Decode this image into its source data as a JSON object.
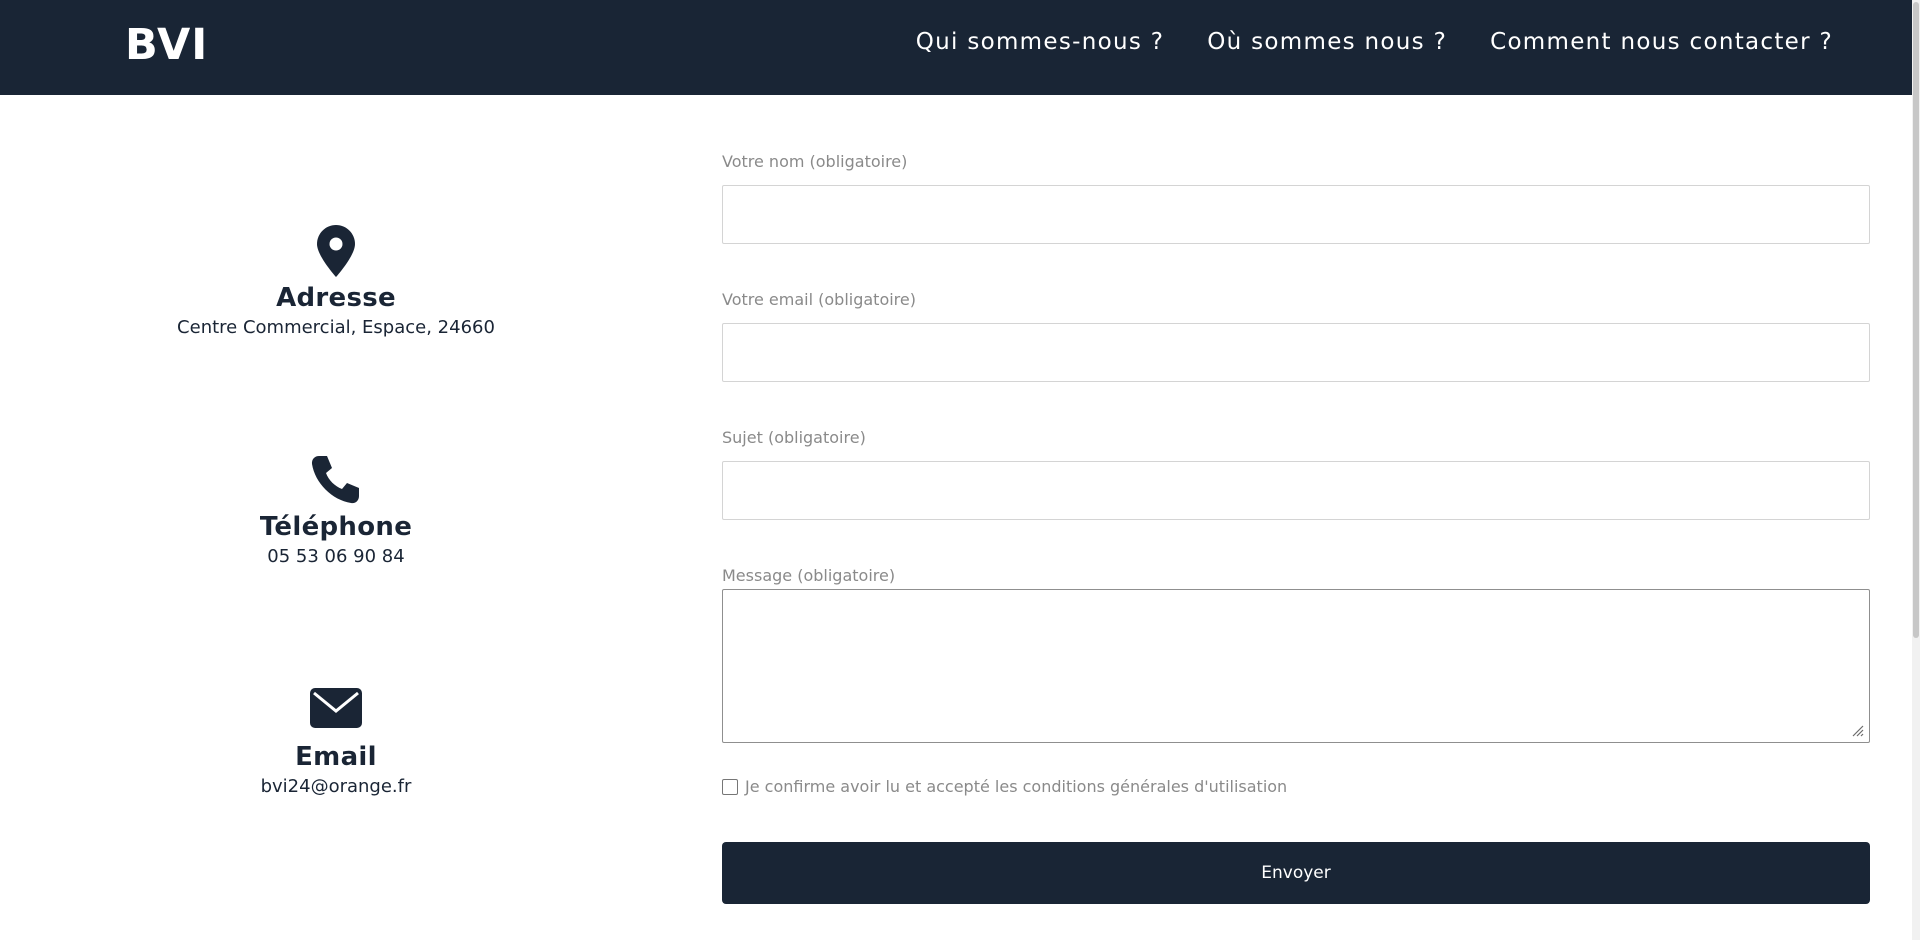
{
  "header": {
    "logo": "BVI",
    "nav": [
      {
        "label": "Qui sommes-nous ?"
      },
      {
        "label": "Où sommes nous ?"
      },
      {
        "label": "Comment nous contacter ?"
      }
    ]
  },
  "contact": {
    "address": {
      "icon": "map-pin-icon",
      "title": "Adresse",
      "value": "Centre Commercial, Espace, 24660"
    },
    "phone": {
      "icon": "phone-icon",
      "title": "Téléphone",
      "value": "05 53 06 90 84"
    },
    "email": {
      "icon": "envelope-icon",
      "title": "Email",
      "value": "bvi24@orange.fr"
    }
  },
  "form": {
    "name": {
      "label": "Votre nom (obligatoire)",
      "value": ""
    },
    "email": {
      "label": "Votre email (obligatoire)",
      "value": ""
    },
    "subject": {
      "label": "Sujet (obligatoire)",
      "value": ""
    },
    "message": {
      "label": "Message (obligatoire)",
      "value": ""
    },
    "consent": {
      "label": "Je confirme avoir lu et accepté les conditions générales d'utilisation",
      "checked": false
    },
    "submit_label": "Envoyer"
  },
  "colors": {
    "primary": "#192535",
    "label_gray": "#8a8a8a",
    "background": "#ffffff"
  }
}
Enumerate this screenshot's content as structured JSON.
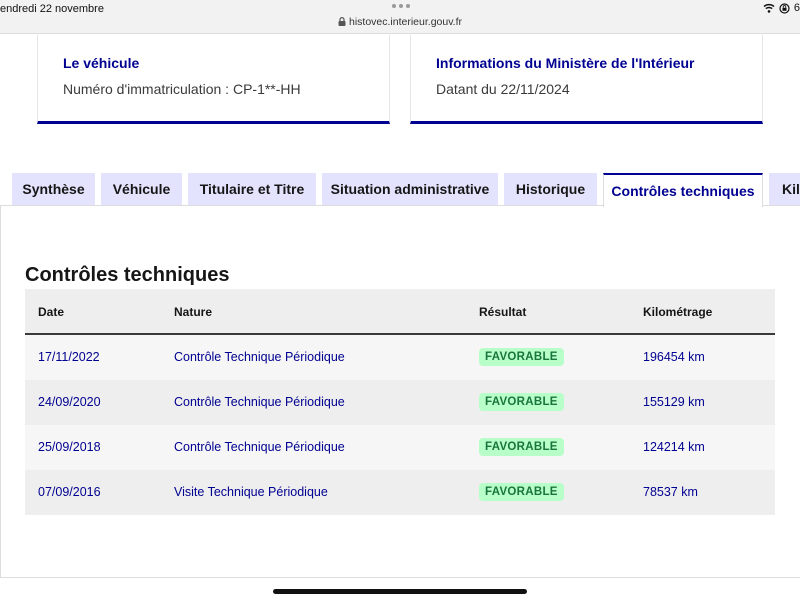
{
  "status_bar": {
    "time": "endredi 22 novembre",
    "url": "histovec.interieur.gouv.fr",
    "battery": "6"
  },
  "cards": {
    "vehicle": {
      "title": "Le véhicule",
      "label": "Numéro d'immatriculation : ",
      "plate": "CP-1**-HH"
    },
    "ministry": {
      "title": "Informations du Ministère de l'Intérieur",
      "text": "Datant du 22/11/2024"
    }
  },
  "tabs": [
    {
      "label": "Synthèse",
      "active": false
    },
    {
      "label": "Véhicule",
      "active": false
    },
    {
      "label": "Titulaire et Titre",
      "active": false
    },
    {
      "label": "Situation administrative",
      "active": false
    },
    {
      "label": "Historique",
      "active": false
    },
    {
      "label": "Contrôles techniques",
      "active": true
    },
    {
      "label": "Kilo",
      "active": false
    }
  ],
  "section": {
    "title": "Contrôles techniques"
  },
  "table": {
    "headers": [
      "Date",
      "Nature",
      "Résultat",
      "Kilométrage"
    ],
    "rows": [
      {
        "date": "17/11/2022",
        "nature": "Contrôle Technique Périodique",
        "result": "FAVORABLE",
        "km": "196454 km"
      },
      {
        "date": "24/09/2020",
        "nature": "Contrôle Technique Périodique",
        "result": "FAVORABLE",
        "km": "155129 km"
      },
      {
        "date": "25/09/2018",
        "nature": "Contrôle Technique Périodique",
        "result": "FAVORABLE",
        "km": "124214 km"
      },
      {
        "date": "07/09/2016",
        "nature": "Visite Technique Périodique",
        "result": "FAVORABLE",
        "km": "78537 km"
      }
    ]
  },
  "colors": {
    "brand_blue": "#000091",
    "tab_bg": "#e3e3fd",
    "badge_bg": "#b8fec9",
    "badge_text": "#18753c"
  }
}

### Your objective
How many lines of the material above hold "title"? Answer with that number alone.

### Response
6